→ **Try it**:
Below are the records; count how many of their lines hold the string "price" and give the number alone.

→ **Supplied material**:
- - - -

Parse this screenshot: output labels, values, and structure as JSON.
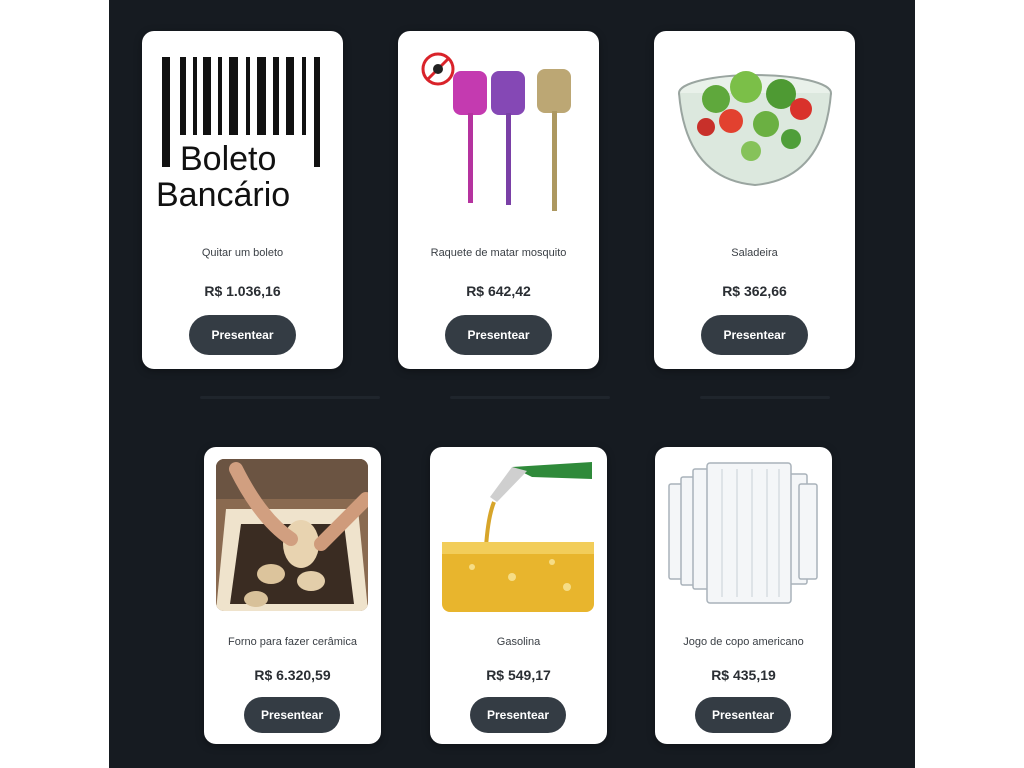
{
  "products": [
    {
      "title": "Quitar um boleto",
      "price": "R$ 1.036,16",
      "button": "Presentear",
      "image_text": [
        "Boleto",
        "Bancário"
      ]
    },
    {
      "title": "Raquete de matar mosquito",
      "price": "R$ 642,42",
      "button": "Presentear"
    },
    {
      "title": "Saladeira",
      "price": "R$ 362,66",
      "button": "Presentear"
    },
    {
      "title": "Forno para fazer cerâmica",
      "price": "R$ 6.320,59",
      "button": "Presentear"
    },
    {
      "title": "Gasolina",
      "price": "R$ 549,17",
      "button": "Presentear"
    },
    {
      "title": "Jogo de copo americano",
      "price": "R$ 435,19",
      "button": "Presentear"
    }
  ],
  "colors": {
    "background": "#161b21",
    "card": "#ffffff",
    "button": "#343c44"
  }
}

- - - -

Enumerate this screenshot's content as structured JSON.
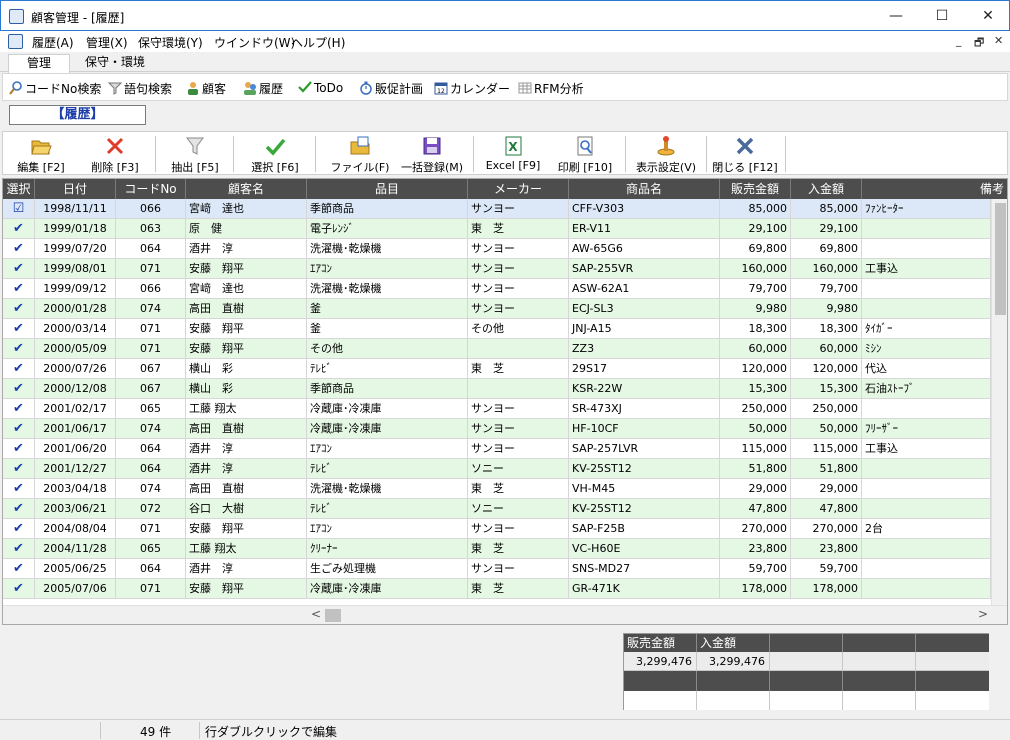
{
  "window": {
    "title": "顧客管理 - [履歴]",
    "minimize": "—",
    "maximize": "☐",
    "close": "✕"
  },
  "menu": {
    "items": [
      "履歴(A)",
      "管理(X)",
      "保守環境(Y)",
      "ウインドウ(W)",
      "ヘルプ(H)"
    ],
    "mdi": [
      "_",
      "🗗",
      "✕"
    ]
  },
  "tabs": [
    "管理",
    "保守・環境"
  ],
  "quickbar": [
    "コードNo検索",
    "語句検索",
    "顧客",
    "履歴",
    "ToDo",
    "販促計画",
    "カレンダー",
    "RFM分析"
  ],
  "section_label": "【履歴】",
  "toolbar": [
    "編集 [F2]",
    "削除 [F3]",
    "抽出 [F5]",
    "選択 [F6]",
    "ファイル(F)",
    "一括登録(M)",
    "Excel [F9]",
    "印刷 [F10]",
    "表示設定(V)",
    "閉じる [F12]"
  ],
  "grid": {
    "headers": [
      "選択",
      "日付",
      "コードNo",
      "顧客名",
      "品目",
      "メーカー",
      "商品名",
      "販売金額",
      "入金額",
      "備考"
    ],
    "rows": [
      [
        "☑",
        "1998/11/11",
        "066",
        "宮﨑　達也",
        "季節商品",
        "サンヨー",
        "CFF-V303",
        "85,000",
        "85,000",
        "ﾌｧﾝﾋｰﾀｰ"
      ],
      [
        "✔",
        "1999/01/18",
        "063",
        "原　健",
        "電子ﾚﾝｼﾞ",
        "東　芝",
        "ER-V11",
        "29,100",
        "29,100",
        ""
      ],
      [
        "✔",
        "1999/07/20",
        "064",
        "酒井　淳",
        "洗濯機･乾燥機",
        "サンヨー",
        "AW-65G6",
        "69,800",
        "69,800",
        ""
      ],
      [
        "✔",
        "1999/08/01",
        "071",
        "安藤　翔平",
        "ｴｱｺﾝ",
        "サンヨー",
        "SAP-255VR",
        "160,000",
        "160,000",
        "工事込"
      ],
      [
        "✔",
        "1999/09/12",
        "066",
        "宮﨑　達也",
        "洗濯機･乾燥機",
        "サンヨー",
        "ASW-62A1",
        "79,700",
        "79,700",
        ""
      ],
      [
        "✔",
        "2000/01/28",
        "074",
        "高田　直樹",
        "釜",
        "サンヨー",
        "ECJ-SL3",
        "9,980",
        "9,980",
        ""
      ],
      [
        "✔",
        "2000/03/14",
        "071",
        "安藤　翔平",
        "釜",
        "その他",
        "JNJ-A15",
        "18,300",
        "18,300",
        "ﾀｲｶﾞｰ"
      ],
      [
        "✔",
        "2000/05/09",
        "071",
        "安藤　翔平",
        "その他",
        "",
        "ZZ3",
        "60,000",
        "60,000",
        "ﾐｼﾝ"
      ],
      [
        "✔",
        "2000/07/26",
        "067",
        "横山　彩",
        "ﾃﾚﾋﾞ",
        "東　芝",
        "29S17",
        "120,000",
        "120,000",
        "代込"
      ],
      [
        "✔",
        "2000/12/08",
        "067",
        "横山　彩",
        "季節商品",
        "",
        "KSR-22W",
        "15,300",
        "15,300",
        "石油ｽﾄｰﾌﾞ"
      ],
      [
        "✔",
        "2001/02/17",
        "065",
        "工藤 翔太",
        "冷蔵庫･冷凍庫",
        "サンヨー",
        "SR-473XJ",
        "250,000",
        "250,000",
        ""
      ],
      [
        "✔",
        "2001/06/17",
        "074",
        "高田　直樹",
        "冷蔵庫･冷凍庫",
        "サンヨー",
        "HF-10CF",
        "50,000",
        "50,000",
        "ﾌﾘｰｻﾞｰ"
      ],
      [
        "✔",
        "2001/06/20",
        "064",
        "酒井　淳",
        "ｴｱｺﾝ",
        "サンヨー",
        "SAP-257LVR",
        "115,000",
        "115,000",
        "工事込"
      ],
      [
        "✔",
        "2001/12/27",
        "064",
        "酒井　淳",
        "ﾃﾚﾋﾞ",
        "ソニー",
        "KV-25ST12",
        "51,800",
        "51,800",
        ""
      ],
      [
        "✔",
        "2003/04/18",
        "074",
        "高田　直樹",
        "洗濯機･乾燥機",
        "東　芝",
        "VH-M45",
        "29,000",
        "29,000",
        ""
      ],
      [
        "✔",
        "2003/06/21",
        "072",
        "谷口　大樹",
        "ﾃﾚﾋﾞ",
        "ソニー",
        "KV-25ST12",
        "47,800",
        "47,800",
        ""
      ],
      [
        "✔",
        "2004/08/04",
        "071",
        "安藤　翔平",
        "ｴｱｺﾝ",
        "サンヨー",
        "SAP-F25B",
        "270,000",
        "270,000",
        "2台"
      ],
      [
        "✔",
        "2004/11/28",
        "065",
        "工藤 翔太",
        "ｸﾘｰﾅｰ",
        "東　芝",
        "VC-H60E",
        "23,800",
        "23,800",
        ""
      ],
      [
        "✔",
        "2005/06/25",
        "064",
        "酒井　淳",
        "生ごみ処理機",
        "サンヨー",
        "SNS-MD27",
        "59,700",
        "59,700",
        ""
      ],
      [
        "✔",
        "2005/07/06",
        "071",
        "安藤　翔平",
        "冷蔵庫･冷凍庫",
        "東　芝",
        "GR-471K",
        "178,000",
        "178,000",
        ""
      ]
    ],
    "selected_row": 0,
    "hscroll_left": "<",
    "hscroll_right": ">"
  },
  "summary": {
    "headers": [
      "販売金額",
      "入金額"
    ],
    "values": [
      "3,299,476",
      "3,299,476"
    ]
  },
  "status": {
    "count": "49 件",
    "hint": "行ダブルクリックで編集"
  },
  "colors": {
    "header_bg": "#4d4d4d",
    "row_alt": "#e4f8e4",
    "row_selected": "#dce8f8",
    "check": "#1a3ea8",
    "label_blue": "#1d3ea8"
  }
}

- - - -

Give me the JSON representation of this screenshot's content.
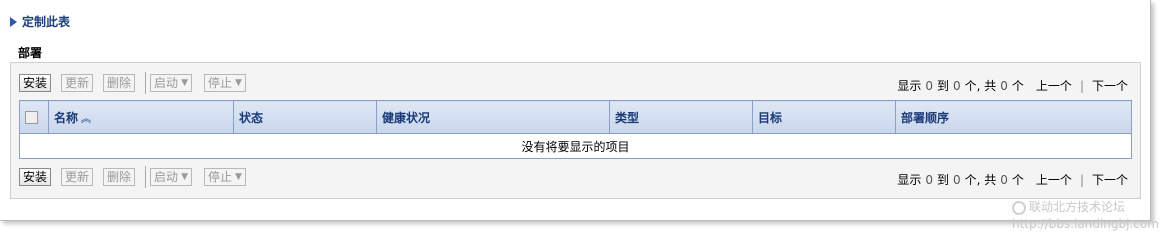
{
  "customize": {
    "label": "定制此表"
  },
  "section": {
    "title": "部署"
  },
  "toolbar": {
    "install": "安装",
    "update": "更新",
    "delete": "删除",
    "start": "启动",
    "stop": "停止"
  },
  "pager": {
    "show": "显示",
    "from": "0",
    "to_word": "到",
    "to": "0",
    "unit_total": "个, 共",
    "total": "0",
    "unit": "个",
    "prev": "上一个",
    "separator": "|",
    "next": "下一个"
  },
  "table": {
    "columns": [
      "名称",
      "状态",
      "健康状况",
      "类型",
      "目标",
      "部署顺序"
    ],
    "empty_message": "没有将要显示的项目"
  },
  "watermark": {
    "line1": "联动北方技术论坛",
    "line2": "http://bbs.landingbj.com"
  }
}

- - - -

→ **Exercise result**:
6